----- Working data

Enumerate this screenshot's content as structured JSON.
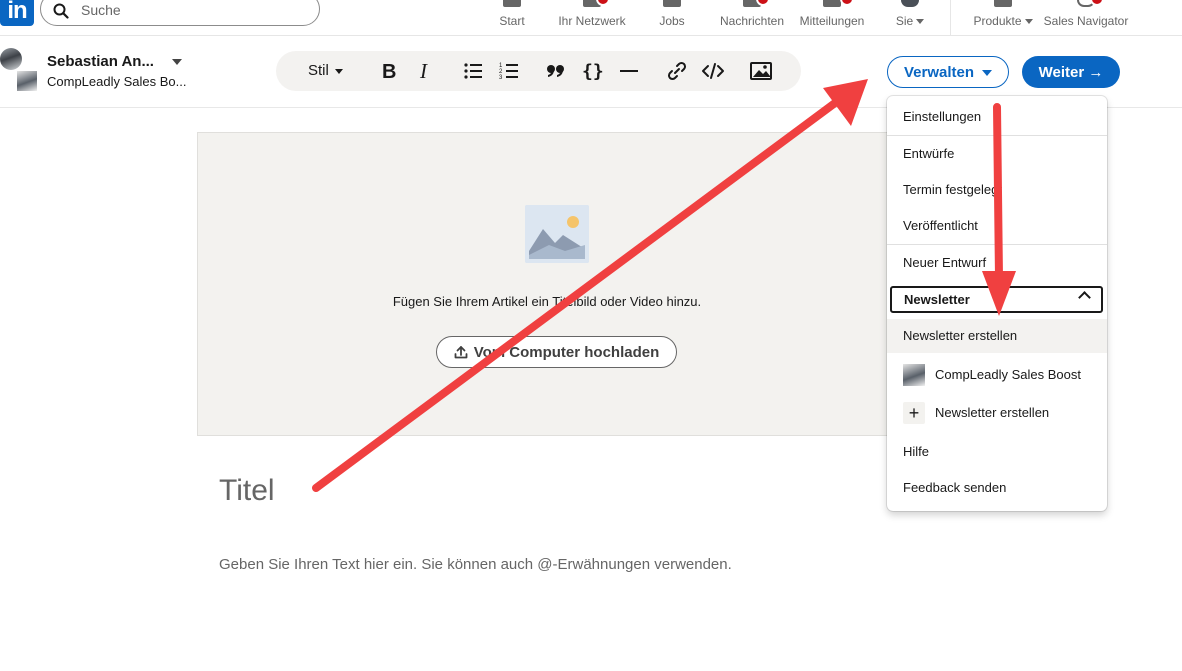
{
  "nav": {
    "logo": "in",
    "search_placeholder": "Suche",
    "items": [
      {
        "label": "Start"
      },
      {
        "label": "Ihr Netzwerk"
      },
      {
        "label": "Jobs"
      },
      {
        "label": "Nachrichten"
      },
      {
        "label": "Mitteilungen"
      },
      {
        "label": "Sie"
      },
      {
        "label": "Produkte"
      },
      {
        "label": "Sales Navigator"
      }
    ]
  },
  "author": {
    "name": "Sebastian An...",
    "page": "CompLeadly Sales Bo..."
  },
  "toolbar": {
    "style_label": "Stil",
    "buttons": [
      "bold-icon",
      "italic-icon",
      "bulleted-list-icon",
      "numbered-list-icon",
      "quote-icon",
      "code-block-icon",
      "divider-icon",
      "link-icon",
      "embed-icon",
      "image-icon"
    ]
  },
  "actions": {
    "manage_label": "Verwalten",
    "next_label": "Weiter →"
  },
  "cover": {
    "prompt": "Fügen Sie Ihrem Artikel ein Titelbild oder Video hinzu.",
    "upload_label": "Vom Computer hochladen"
  },
  "editor": {
    "title_placeholder": "Titel",
    "body_placeholder": "Geben Sie Ihren Text hier ein. Sie können auch @-Erwähnungen verwenden."
  },
  "menu": {
    "settings": "Einstellungen",
    "drafts": "Entwürfe",
    "scheduled": "Termin festgelegt",
    "published": "Veröffentlicht",
    "new_draft": "Neuer Entwurf",
    "newsletter": "Newsletter",
    "create_newsletter": "Newsletter erstellen",
    "company_page": "CompLeadly Sales Boost",
    "create_newsletter_2": "Newsletter erstellen",
    "help": "Hilfe",
    "feedback": "Feedback senden"
  },
  "colors": {
    "brand": "#0a66c2",
    "annotation": "#f04040",
    "notification": "#cc1016"
  }
}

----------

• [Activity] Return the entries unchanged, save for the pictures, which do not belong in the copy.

• [The answer]
Enumerate this screenshot's content as structured JSON.
{
  "nav": {
    "logo": "in",
    "search_placeholder": "Suche",
    "items": [
      {
        "label": "Start"
      },
      {
        "label": "Ihr Netzwerk"
      },
      {
        "label": "Jobs"
      },
      {
        "label": "Nachrichten"
      },
      {
        "label": "Mitteilungen"
      },
      {
        "label": "Sie"
      },
      {
        "label": "Produkte"
      },
      {
        "label": "Sales Navigator"
      }
    ]
  },
  "author": {
    "name": "Sebastian An...",
    "page": "CompLeadly Sales Bo..."
  },
  "toolbar": {
    "style_label": "Stil",
    "buttons": [
      "bold-icon",
      "italic-icon",
      "bulleted-list-icon",
      "numbered-list-icon",
      "quote-icon",
      "code-block-icon",
      "divider-icon",
      "link-icon",
      "embed-icon",
      "image-icon"
    ]
  },
  "actions": {
    "manage_label": "Verwalten",
    "next_label": "Weiter →"
  },
  "cover": {
    "prompt": "Fügen Sie Ihrem Artikel ein Titelbild oder Video hinzu.",
    "upload_label": "Vom Computer hochladen"
  },
  "editor": {
    "title_placeholder": "Titel",
    "body_placeholder": "Geben Sie Ihren Text hier ein. Sie können auch @-Erwähnungen verwenden."
  },
  "menu": {
    "settings": "Einstellungen",
    "drafts": "Entwürfe",
    "scheduled": "Termin festgelegt",
    "published": "Veröffentlicht",
    "new_draft": "Neuer Entwurf",
    "newsletter": "Newsletter",
    "create_newsletter": "Newsletter erstellen",
    "company_page": "CompLeadly Sales Boost",
    "create_newsletter_2": "Newsletter erstellen",
    "help": "Hilfe",
    "feedback": "Feedback senden"
  },
  "colors": {
    "brand": "#0a66c2",
    "annotation": "#f04040",
    "notification": "#cc1016"
  }
}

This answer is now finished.